The Tymoshenko dilemma
Yanukovych is also caught in another very difficult dilemma of his own choosing. His longtime opponent Tymoshenko lost the 2010 presidential election to him by a margin of only about 3 percentage points. She was arrested along with other members of her government almost immediately after Yanukovych came to power. The E.U. and the U.S. condemned her imprisonment as a selective use of justice, maintaining that it should be elections, not courts, that punish politicians for mistakes.
Yanukovych fears that Tymoshenko, if freed from jail, would pose a threat to his re-election bid in March 2015. But there are other signs that his Tymoshenko problem is here to stay. The largely student- and youth-based Ukrainian opposition has taken up her pro-European stances. The street protest over the decision to put the E.U. pact on hold is another ominous event that will haunt his political career. In the 2004 Orange Revolution presidential election, which brought the party of Tymoshenko’s ally Viktor Yushchenko to power, Yanukovych was defeated by a coalition of protesters and defectors from ruling elites and the security forces.
As it is, the association agreement with the E.U. will remain frozen until Tymoshenko is permitted to travel to Germany for medical treatment and she is permanently freed. While Yanukovych might grant her the medical trip, he is unlikely to reverse her conviction, since that would politically signal his weakness to Ukrainian elites — a dangerous proposition on the eve of a presidential election.
Sour diplomatic relations
Despite a looming economic and financial crunch, the Ukrainian government is reluctant to implement fiscal and monetary reforms proposed by the International Monetary Fund because they are deeply unpopular and would hurt the president’s uncertain re-election chances. Without an association agreement with the E.U. and a commitment to financial reforms, it is unlikely that the IMF will agree to a new assistance package to alleviate Ukraine’s recession, dire financial situation and threat of currency devaluation — much of which has been brought on by Yanukovych’s poor economic and financial policies. Relations between Ukraine and the West are in poor shape, with U.S. Secretary of State John Kerry canceling a scheduled trip to Ukraine next month.
Power and party politics, rather than a full consideration of Ukraine’s national interests, ultimately blocked the country’s European integration. Despite the decision, Yanukovych is unlikely to turn fully eastward and join the Commonwealth of Independent States Customs Union, the forerunner of Putin’s revived European Union alternative, the Eurasian Union. However, Russia is exerting leverage by seeking joint control of Ukraine’s gas pipelines, which represents perhaps Yanukovych’s only option for cheaper gas that could help alleviate pressures on his government’s already strained budget.
Ultimately, Yanukovych believes he can continue to strike a balance between Russia and the rest of Europe, even though both are demanding that he commit to one side. His final decision will rest with what he thinks will boost his re-election chances in 2015. Russia — unlike Europe — understands that for Eurasian elites, power and money will always trump European values.
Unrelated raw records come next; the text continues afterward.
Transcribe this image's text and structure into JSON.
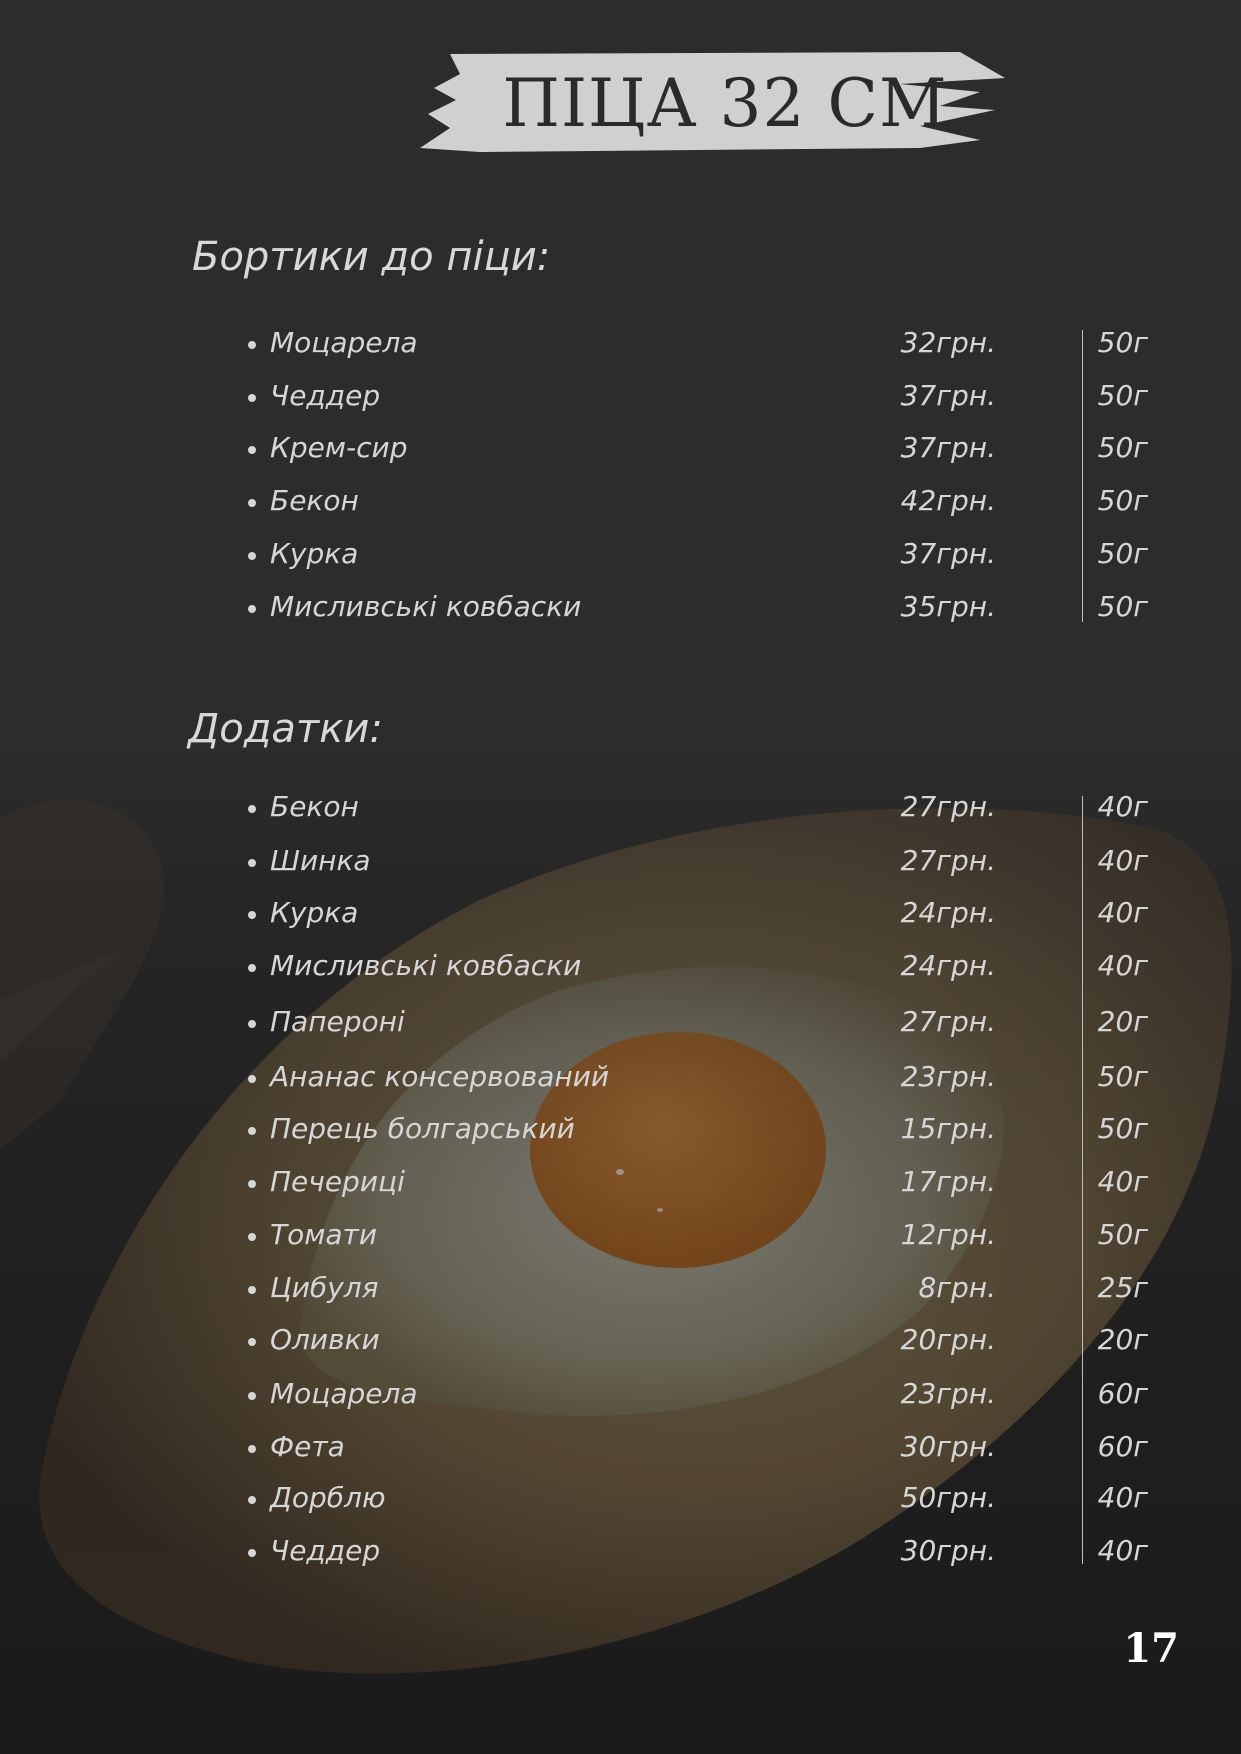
{
  "title": "ПІЦА 32 СМ",
  "sections": [
    {
      "title": "Бортики до піци:",
      "items": [
        {
          "name": "Моцарела",
          "price": "32грн.",
          "weight": "50г"
        },
        {
          "name": "Чеддер",
          "price": "37грн.",
          "weight": "50г"
        },
        {
          "name": "Крем-сир",
          "price": "37грн.",
          "weight": "50г"
        },
        {
          "name": "Бекон",
          "price": "42грн.",
          "weight": "50г"
        },
        {
          "name": "Курка",
          "price": "37грн.",
          "weight": "50г"
        },
        {
          "name": "Мисливські ковбаски",
          "price": "35грн.",
          "weight": "50г"
        }
      ]
    },
    {
      "title": "Додатки:",
      "items": [
        {
          "name": "Бекон",
          "price": "27грн.",
          "weight": "40г"
        },
        {
          "name": "Шинка",
          "price": "27грн.",
          "weight": "40г"
        },
        {
          "name": "Курка",
          "price": "24грн.",
          "weight": "40г"
        },
        {
          "name": "Мисливські ковбаски",
          "price": "24грн.",
          "weight": "40г"
        },
        {
          "name": "Папероні",
          "price": "27грн.",
          "weight": "20г"
        },
        {
          "name": "Ананас консервований",
          "price": "23грн.",
          "weight": "50г"
        },
        {
          "name": "Перець болгарський",
          "price": "15грн.",
          "weight": "50г"
        },
        {
          "name": "Печериці",
          "price": "17грн.",
          "weight": "40г"
        },
        {
          "name": "Томати",
          "price": "12грн.",
          "weight": "50г"
        },
        {
          "name": "Цибуля",
          "price": "8грн.",
          "weight": "25г"
        },
        {
          "name": "Оливки",
          "price": "20грн.",
          "weight": "20г"
        },
        {
          "name": "Моцарела",
          "price": "23грн.",
          "weight": "60г"
        },
        {
          "name": "Фета",
          "price": "30грн.",
          "weight": "60г"
        },
        {
          "name": "Дорблю",
          "price": "50грн.",
          "weight": "40г"
        },
        {
          "name": "Чеддер",
          "price": "30грн.",
          "weight": "40г"
        }
      ]
    }
  ],
  "page_number": "17",
  "colors": {
    "background": "#2b2b2b",
    "text": "#d6d6d6",
    "title_banner": "#d0d0ce",
    "egg_yolk": "#c8741e"
  }
}
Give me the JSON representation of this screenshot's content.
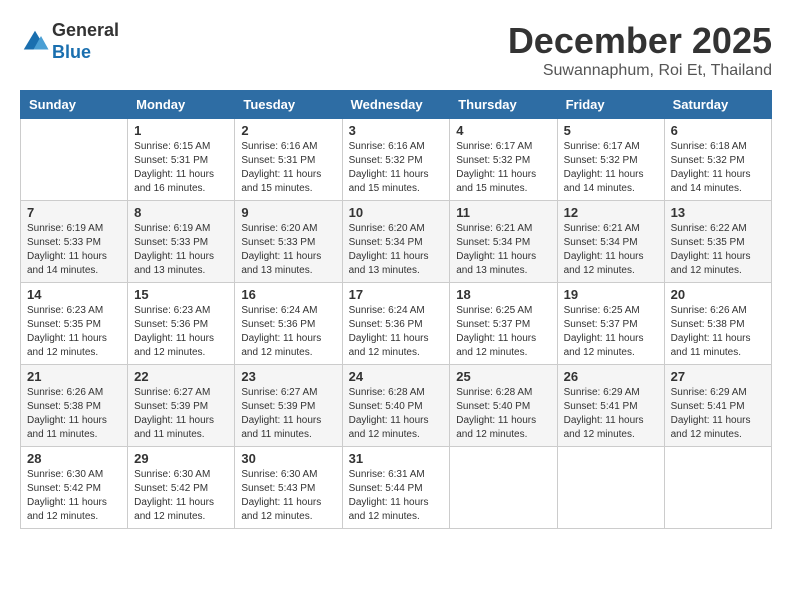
{
  "header": {
    "logo_general": "General",
    "logo_blue": "Blue",
    "month_title": "December 2025",
    "location": "Suwannaphum, Roi Et, Thailand"
  },
  "calendar": {
    "days_of_week": [
      "Sunday",
      "Monday",
      "Tuesday",
      "Wednesday",
      "Thursday",
      "Friday",
      "Saturday"
    ],
    "weeks": [
      [
        {
          "day": "",
          "info": ""
        },
        {
          "day": "1",
          "info": "Sunrise: 6:15 AM\nSunset: 5:31 PM\nDaylight: 11 hours\nand 16 minutes."
        },
        {
          "day": "2",
          "info": "Sunrise: 6:16 AM\nSunset: 5:31 PM\nDaylight: 11 hours\nand 15 minutes."
        },
        {
          "day": "3",
          "info": "Sunrise: 6:16 AM\nSunset: 5:32 PM\nDaylight: 11 hours\nand 15 minutes."
        },
        {
          "day": "4",
          "info": "Sunrise: 6:17 AM\nSunset: 5:32 PM\nDaylight: 11 hours\nand 15 minutes."
        },
        {
          "day": "5",
          "info": "Sunrise: 6:17 AM\nSunset: 5:32 PM\nDaylight: 11 hours\nand 14 minutes."
        },
        {
          "day": "6",
          "info": "Sunrise: 6:18 AM\nSunset: 5:32 PM\nDaylight: 11 hours\nand 14 minutes."
        }
      ],
      [
        {
          "day": "7",
          "info": "Sunrise: 6:19 AM\nSunset: 5:33 PM\nDaylight: 11 hours\nand 14 minutes."
        },
        {
          "day": "8",
          "info": "Sunrise: 6:19 AM\nSunset: 5:33 PM\nDaylight: 11 hours\nand 13 minutes."
        },
        {
          "day": "9",
          "info": "Sunrise: 6:20 AM\nSunset: 5:33 PM\nDaylight: 11 hours\nand 13 minutes."
        },
        {
          "day": "10",
          "info": "Sunrise: 6:20 AM\nSunset: 5:34 PM\nDaylight: 11 hours\nand 13 minutes."
        },
        {
          "day": "11",
          "info": "Sunrise: 6:21 AM\nSunset: 5:34 PM\nDaylight: 11 hours\nand 13 minutes."
        },
        {
          "day": "12",
          "info": "Sunrise: 6:21 AM\nSunset: 5:34 PM\nDaylight: 11 hours\nand 12 minutes."
        },
        {
          "day": "13",
          "info": "Sunrise: 6:22 AM\nSunset: 5:35 PM\nDaylight: 11 hours\nand 12 minutes."
        }
      ],
      [
        {
          "day": "14",
          "info": "Sunrise: 6:23 AM\nSunset: 5:35 PM\nDaylight: 11 hours\nand 12 minutes."
        },
        {
          "day": "15",
          "info": "Sunrise: 6:23 AM\nSunset: 5:36 PM\nDaylight: 11 hours\nand 12 minutes."
        },
        {
          "day": "16",
          "info": "Sunrise: 6:24 AM\nSunset: 5:36 PM\nDaylight: 11 hours\nand 12 minutes."
        },
        {
          "day": "17",
          "info": "Sunrise: 6:24 AM\nSunset: 5:36 PM\nDaylight: 11 hours\nand 12 minutes."
        },
        {
          "day": "18",
          "info": "Sunrise: 6:25 AM\nSunset: 5:37 PM\nDaylight: 11 hours\nand 12 minutes."
        },
        {
          "day": "19",
          "info": "Sunrise: 6:25 AM\nSunset: 5:37 PM\nDaylight: 11 hours\nand 12 minutes."
        },
        {
          "day": "20",
          "info": "Sunrise: 6:26 AM\nSunset: 5:38 PM\nDaylight: 11 hours\nand 11 minutes."
        }
      ],
      [
        {
          "day": "21",
          "info": "Sunrise: 6:26 AM\nSunset: 5:38 PM\nDaylight: 11 hours\nand 11 minutes."
        },
        {
          "day": "22",
          "info": "Sunrise: 6:27 AM\nSunset: 5:39 PM\nDaylight: 11 hours\nand 11 minutes."
        },
        {
          "day": "23",
          "info": "Sunrise: 6:27 AM\nSunset: 5:39 PM\nDaylight: 11 hours\nand 11 minutes."
        },
        {
          "day": "24",
          "info": "Sunrise: 6:28 AM\nSunset: 5:40 PM\nDaylight: 11 hours\nand 12 minutes."
        },
        {
          "day": "25",
          "info": "Sunrise: 6:28 AM\nSunset: 5:40 PM\nDaylight: 11 hours\nand 12 minutes."
        },
        {
          "day": "26",
          "info": "Sunrise: 6:29 AM\nSunset: 5:41 PM\nDaylight: 11 hours\nand 12 minutes."
        },
        {
          "day": "27",
          "info": "Sunrise: 6:29 AM\nSunset: 5:41 PM\nDaylight: 11 hours\nand 12 minutes."
        }
      ],
      [
        {
          "day": "28",
          "info": "Sunrise: 6:30 AM\nSunset: 5:42 PM\nDaylight: 11 hours\nand 12 minutes."
        },
        {
          "day": "29",
          "info": "Sunrise: 6:30 AM\nSunset: 5:42 PM\nDaylight: 11 hours\nand 12 minutes."
        },
        {
          "day": "30",
          "info": "Sunrise: 6:30 AM\nSunset: 5:43 PM\nDaylight: 11 hours\nand 12 minutes."
        },
        {
          "day": "31",
          "info": "Sunrise: 6:31 AM\nSunset: 5:44 PM\nDaylight: 11 hours\nand 12 minutes."
        },
        {
          "day": "",
          "info": ""
        },
        {
          "day": "",
          "info": ""
        },
        {
          "day": "",
          "info": ""
        }
      ]
    ]
  }
}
Taras Kuzio is a Toronto-based research associate at the Centre for Political and Regional Studies, Canadian Institute of Ukrainian Studies, at the University of Alberta.
The views expressed in this article are the author's own and do not necessarily reflect Al Jazeera America's editorial policy.